Shane and I are proud to be contributing authors on this project. We hope the Windows 2008 Hyper-V Resource Kit will prove to be an invaluable reference for administrators and IT pros who are responsible for the architecture, design, implementation and ongoing maintenance of a Hyper-V environment.

The book is now available at Amazon and Barnes & Noble.


Virtualized Performance Part 2: Parallels

Posted Leave a commentPosted in Mac, Virtualization

A couple of weeks ago I posted a story about virtualized performance where I did a comparison between VMware Fusion and Sun’s VirtualBox.

I wanted to update that story to include some details on Windows performance when Parallels is added to the mix.

Interestingly enough, Parallels really isn’t that much further behind Fusion in terms of average boot time. To be precise, the difference is about .8 seconds between the two. Probably not that noticeable to the average user.

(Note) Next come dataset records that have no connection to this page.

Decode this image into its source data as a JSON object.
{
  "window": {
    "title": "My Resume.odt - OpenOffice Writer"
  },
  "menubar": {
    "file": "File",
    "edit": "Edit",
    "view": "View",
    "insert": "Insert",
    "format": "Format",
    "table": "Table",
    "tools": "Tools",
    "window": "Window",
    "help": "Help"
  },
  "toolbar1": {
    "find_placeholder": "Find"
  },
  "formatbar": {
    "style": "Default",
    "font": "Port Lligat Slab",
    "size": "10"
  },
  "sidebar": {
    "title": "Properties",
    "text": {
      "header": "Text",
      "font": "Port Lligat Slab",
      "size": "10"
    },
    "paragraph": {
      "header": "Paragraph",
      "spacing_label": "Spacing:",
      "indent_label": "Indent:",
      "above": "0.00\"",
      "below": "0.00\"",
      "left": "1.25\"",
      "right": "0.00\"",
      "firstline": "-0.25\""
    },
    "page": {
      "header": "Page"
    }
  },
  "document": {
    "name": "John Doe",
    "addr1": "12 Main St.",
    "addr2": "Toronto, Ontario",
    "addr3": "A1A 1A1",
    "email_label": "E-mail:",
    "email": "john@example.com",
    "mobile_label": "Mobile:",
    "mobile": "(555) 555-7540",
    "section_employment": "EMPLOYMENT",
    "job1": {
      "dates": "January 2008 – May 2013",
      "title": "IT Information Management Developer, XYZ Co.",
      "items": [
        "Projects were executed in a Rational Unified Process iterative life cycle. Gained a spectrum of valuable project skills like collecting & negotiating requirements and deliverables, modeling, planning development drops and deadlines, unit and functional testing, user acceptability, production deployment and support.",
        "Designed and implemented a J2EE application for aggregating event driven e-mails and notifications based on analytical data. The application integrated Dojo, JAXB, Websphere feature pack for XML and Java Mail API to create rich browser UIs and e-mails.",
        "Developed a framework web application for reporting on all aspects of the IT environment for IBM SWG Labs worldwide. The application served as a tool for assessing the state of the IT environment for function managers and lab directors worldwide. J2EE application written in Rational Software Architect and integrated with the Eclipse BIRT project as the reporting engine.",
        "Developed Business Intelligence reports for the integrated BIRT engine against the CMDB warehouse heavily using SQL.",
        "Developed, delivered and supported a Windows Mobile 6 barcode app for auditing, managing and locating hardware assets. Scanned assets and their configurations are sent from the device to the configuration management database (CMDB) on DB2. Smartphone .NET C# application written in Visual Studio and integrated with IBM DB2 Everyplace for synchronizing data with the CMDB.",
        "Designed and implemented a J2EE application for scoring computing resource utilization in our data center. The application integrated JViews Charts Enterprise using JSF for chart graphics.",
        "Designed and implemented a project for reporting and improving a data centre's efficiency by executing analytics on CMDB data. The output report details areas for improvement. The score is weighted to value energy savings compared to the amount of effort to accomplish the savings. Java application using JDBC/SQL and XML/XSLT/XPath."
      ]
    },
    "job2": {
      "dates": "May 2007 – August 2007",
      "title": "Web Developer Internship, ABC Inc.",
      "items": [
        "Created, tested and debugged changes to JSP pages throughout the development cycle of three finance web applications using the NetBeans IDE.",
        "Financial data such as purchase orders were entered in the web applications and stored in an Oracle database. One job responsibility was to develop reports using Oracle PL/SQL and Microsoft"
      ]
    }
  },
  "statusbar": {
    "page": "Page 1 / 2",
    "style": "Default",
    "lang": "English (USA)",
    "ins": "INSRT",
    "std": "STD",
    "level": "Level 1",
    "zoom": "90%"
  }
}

It comes down to features in that case. I also think there is a lot to be said about the stability of Fusion given VMware’s years of experience and product maturity.

This will be a very important year in the Parallels development cycle. We’ll see what they have up their sleeves.

Should You Virtualize Your Exchange 2007 SP1 Environment?

Posted Leave a commentPosted in Exchange, Virtualization

Lots of folks are trying to save money in their data centers by optimizing their infrastructure usage with virtualization.

Interestingly enough, with the release of Hyper-V and Microsoft’s program for hardware virtualization vendors, the support policy for Exchange and other applications has changed.

A couple of weeks ago, a post appeared on the Exchange Team Blog asking the question, “Should you virtualize your Exchange 2007 environment?” They lay out several scenarios where virtualizing at least some of the Exchange infrastructure might make sense.

Take a look here.